It’s easy to overlook the many failures that successful people have experienced. Without failure, they say, they wouldn’t have achieved their dreams. A look at what you can learn from people like Maya Angelou and Babe Ruth when it comes to setbacks.
There are several things in your career that are fairly well guaranteed: At some point you will work for an idiot; you will be convinced human resources is populated by Death Eaters; and you will experience failure.
While an idiot boss and the followers of Lord Voldemort can be worrisome, it will be failure that will truly test your path toward greatness.
That’s why it can be helpful to look at how the truly successful view their failures and overcame them:

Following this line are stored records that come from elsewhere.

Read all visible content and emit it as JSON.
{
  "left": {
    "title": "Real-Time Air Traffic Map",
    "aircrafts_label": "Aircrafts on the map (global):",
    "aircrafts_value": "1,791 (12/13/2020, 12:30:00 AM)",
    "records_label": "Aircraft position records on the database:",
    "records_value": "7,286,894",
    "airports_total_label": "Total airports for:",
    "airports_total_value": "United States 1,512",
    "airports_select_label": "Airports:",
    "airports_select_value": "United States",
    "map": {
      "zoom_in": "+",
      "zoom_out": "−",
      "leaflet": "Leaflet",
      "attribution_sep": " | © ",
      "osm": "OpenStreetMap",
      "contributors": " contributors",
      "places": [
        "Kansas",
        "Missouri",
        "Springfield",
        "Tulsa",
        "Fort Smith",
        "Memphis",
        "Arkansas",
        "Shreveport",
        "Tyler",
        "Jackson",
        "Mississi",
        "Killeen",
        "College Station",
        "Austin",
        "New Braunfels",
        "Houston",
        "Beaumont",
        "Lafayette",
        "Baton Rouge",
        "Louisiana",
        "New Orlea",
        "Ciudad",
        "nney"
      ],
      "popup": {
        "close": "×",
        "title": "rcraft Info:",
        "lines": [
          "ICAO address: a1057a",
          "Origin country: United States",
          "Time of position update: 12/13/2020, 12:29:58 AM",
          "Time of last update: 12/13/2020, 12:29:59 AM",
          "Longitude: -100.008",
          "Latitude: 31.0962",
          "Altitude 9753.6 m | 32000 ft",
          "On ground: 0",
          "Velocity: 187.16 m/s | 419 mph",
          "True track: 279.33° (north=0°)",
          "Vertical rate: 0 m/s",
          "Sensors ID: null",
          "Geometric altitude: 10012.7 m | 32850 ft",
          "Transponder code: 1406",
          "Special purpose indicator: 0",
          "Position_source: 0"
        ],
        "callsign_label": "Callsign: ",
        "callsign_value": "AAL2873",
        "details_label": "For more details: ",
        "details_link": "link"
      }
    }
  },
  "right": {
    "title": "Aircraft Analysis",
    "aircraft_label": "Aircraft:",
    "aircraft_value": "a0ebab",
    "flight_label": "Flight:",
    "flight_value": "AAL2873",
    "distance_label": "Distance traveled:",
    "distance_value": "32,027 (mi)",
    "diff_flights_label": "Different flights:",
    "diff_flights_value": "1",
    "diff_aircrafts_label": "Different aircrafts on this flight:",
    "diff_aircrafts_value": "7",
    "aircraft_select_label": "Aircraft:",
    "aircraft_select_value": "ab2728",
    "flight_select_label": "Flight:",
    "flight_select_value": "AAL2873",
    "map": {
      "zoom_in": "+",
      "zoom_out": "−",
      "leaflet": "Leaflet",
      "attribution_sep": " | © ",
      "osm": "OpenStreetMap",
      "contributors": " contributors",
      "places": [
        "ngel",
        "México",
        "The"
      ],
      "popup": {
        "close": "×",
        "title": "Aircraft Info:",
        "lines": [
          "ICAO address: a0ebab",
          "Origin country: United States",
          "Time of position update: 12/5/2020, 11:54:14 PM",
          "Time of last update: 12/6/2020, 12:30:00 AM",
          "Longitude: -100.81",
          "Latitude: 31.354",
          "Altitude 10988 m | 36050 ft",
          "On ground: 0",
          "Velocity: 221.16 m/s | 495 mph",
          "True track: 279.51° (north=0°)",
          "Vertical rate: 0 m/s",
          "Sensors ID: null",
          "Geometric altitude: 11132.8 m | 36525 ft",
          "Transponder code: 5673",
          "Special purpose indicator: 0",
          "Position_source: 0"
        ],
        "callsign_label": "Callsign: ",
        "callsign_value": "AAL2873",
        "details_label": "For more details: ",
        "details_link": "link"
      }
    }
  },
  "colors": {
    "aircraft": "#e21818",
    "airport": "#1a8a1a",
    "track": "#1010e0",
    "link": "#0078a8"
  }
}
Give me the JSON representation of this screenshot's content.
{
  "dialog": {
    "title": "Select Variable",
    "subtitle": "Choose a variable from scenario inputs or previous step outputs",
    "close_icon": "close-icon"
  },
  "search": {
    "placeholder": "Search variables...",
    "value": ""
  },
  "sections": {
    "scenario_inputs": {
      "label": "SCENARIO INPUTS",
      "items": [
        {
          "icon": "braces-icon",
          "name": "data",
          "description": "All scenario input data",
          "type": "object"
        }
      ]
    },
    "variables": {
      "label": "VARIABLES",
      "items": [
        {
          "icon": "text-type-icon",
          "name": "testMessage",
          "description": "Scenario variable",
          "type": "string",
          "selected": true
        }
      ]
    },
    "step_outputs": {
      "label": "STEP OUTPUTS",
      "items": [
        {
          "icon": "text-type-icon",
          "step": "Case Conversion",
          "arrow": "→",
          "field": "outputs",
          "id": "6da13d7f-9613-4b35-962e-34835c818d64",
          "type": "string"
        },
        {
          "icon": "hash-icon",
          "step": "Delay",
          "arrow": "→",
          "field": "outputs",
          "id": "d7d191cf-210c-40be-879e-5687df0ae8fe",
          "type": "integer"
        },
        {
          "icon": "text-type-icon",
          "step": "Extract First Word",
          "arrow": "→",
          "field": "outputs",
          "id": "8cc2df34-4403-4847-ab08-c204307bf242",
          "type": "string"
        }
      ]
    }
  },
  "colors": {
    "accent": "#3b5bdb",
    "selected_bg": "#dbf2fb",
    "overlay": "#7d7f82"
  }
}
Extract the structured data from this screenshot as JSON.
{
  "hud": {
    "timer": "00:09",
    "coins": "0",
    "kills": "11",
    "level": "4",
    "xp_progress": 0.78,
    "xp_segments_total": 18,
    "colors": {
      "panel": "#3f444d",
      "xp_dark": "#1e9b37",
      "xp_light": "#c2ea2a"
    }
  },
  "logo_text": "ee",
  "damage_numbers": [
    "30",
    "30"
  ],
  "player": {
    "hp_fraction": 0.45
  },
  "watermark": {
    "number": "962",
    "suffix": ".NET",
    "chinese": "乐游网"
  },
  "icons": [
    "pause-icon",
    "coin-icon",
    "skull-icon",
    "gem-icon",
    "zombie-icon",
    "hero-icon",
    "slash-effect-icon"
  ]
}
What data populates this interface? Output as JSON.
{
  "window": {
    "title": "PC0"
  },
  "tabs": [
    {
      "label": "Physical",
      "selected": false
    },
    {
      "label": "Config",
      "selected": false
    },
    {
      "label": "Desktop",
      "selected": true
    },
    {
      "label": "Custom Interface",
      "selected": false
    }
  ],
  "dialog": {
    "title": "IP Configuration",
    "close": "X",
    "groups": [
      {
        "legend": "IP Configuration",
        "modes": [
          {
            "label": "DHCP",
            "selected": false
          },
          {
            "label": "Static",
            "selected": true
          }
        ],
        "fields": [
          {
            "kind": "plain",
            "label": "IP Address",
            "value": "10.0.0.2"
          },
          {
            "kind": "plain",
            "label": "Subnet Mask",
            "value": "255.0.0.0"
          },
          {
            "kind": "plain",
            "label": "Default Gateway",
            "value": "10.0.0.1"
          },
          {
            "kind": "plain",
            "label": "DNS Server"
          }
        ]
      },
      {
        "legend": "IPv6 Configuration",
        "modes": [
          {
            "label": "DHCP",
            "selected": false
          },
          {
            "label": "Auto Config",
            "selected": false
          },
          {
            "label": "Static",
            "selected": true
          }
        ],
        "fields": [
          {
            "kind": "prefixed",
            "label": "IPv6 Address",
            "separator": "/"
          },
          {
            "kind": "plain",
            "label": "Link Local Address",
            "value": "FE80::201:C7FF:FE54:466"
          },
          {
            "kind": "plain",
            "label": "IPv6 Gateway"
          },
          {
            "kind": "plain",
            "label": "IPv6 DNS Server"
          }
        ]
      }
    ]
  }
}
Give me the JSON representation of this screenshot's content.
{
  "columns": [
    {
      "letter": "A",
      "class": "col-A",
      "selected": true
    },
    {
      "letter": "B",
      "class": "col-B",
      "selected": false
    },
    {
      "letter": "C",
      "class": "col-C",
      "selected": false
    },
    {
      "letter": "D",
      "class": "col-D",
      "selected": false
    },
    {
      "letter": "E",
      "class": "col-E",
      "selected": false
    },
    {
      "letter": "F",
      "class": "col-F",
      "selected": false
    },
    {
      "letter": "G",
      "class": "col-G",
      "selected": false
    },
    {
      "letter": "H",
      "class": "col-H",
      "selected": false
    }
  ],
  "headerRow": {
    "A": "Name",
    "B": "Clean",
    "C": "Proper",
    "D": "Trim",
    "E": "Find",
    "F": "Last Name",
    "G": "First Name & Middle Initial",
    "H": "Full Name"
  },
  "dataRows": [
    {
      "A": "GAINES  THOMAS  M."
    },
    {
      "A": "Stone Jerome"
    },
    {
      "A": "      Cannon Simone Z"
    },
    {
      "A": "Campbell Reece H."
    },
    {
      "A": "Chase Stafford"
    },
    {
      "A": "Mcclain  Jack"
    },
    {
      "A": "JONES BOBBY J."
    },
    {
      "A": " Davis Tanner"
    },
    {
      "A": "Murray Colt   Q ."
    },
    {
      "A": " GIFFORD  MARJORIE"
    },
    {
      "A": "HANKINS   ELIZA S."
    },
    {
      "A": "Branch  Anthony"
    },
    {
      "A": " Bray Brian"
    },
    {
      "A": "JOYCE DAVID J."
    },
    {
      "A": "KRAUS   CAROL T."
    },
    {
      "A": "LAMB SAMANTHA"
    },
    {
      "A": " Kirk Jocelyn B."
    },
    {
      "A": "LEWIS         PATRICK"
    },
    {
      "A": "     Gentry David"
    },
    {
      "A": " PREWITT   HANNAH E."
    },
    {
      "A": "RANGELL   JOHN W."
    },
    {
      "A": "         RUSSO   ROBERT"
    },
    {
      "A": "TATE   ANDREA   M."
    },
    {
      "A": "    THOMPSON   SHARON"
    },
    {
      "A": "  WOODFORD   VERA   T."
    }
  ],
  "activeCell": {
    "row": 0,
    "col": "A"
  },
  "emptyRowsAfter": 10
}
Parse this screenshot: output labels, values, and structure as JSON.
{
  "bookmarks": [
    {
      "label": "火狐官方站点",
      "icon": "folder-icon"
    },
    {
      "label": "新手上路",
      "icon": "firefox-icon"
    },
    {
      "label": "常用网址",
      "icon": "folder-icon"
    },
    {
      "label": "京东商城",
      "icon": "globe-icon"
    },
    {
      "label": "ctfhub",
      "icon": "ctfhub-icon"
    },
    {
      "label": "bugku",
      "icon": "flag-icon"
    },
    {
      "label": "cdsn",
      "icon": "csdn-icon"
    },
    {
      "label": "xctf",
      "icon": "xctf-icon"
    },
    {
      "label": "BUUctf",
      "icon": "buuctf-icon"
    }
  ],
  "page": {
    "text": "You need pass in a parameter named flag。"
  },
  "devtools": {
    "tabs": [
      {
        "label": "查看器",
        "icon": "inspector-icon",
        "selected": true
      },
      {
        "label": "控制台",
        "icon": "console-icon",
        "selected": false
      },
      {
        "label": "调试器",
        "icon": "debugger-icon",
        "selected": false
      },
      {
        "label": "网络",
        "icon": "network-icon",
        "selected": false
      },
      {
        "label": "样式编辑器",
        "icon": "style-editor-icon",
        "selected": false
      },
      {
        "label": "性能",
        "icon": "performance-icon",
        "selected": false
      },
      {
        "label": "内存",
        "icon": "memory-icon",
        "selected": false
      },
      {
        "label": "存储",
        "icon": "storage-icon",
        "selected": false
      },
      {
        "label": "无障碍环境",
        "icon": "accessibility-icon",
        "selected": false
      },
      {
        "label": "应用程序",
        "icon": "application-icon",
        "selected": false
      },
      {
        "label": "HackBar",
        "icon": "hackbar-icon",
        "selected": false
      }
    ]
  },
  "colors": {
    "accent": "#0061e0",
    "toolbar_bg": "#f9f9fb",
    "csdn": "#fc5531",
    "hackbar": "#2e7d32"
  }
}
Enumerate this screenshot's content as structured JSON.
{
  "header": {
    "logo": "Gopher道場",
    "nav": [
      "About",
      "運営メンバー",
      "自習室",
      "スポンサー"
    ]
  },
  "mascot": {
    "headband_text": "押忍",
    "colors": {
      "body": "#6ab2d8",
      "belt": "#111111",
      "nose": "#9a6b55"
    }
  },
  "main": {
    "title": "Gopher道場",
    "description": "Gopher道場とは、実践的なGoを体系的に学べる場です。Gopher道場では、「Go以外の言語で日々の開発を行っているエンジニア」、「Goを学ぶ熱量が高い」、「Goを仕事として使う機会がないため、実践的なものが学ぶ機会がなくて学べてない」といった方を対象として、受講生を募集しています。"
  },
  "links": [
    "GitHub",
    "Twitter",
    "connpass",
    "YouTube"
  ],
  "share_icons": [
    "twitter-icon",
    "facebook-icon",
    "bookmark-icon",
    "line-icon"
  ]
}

- Learn from criticism. Best-selling author John Grisham had “The Firm” rejected by 28 publishers before being accepted by unknown publisher Wynwood Press, which printed 5,000 copies in 1989. The book later sat on top of the New York Times’ bestseller list for 47 weeks and was the bestselling novel of 1991. But to this day Grisham will often throw away many efforts when penning another book. “When my wife or my agent mark my stuff up, I want to punch them in the nose. But the problem is, usually they’re right,” Grisham said.
- Keep hope alive. Musician Jewel lived in her car and went hungry while traveling around the country doing small gigs. “It was really hard for me to ever think that I was special when I was homeless,” she said. “But people helped me. They didn’t know me. They didn’t owe me anything. They would just give me food. They’d give me $5 for food. That not only helped feed me but it gave me hope.” Frank Winfield Woolworth, founder of the retail chain, was told by his dry-goods store manager that “he didn’t have enough common sense to serve customers.” Noted Woolworth: “Dreams never hurt anybody if he keeps working right behind the dream to make as much of it come real as he can.”
- Never stop growing. Soichoro Honda was rejected as an engineer for Toyota Motor Corp. Without work, he started making scooters in his own home. Encouraged by his neighbors, he finally started his own business, which is now the billion-dollar company known as Honda. “Success represents the 1% of your work which results from the 99% that is called failure,” Honda said.
- Take your best swing. You may be tempted to give only a half-hearted effort if you continually fall short of your goal, believing that success just isn’t in the cards for you. But baseball great Babe Ruth not only had 714 home runs during his career, but 1,330 strikeouts. “Every strike brings me closer to the next home run,” he said.
- Be ready to dig deep. Maya Angelou, author of “I Know Why the Caged Bird Sings,” was mute for nearly five years after a childhood trauma. She later found her voice, and had several jobs including fry cook, and a nightclub dancer and performer. “You may encounter many defeats, but you must not be defeated,” she said. “In fact, it may be necessary to encounter the defeats, so you can know who you are, what you can rise from, how you can still come out of it.”
When struggling with failures, it’s also helpful to know that research from the University of Kent finds that “positive reframing” can make a difference. Simply by trying to see things in a more positive light or looking for something good in a setback can help you feel more satisfied by the end of the day.
The study also found that other successful strategies that helped people feel better about failure included acceptance and humor. What didn’t work? Getting support from others socially, using denial, venting or self-blame, researchers said.
Dr. Joachim Stoeber, one of the researchers and an expert on motivation and performance, advises that anyone who experiences what they believe to be a failure would be best served by focusing on what they achieved, rather than what they didn’t achieve.
“’It’s no use ruminating about small failures and setbacks and drag yourself further down,” he said. “Instead it is more helpful to try to accept what happened, look for positive aspects and — if it is a small thing — have a laugh about it.”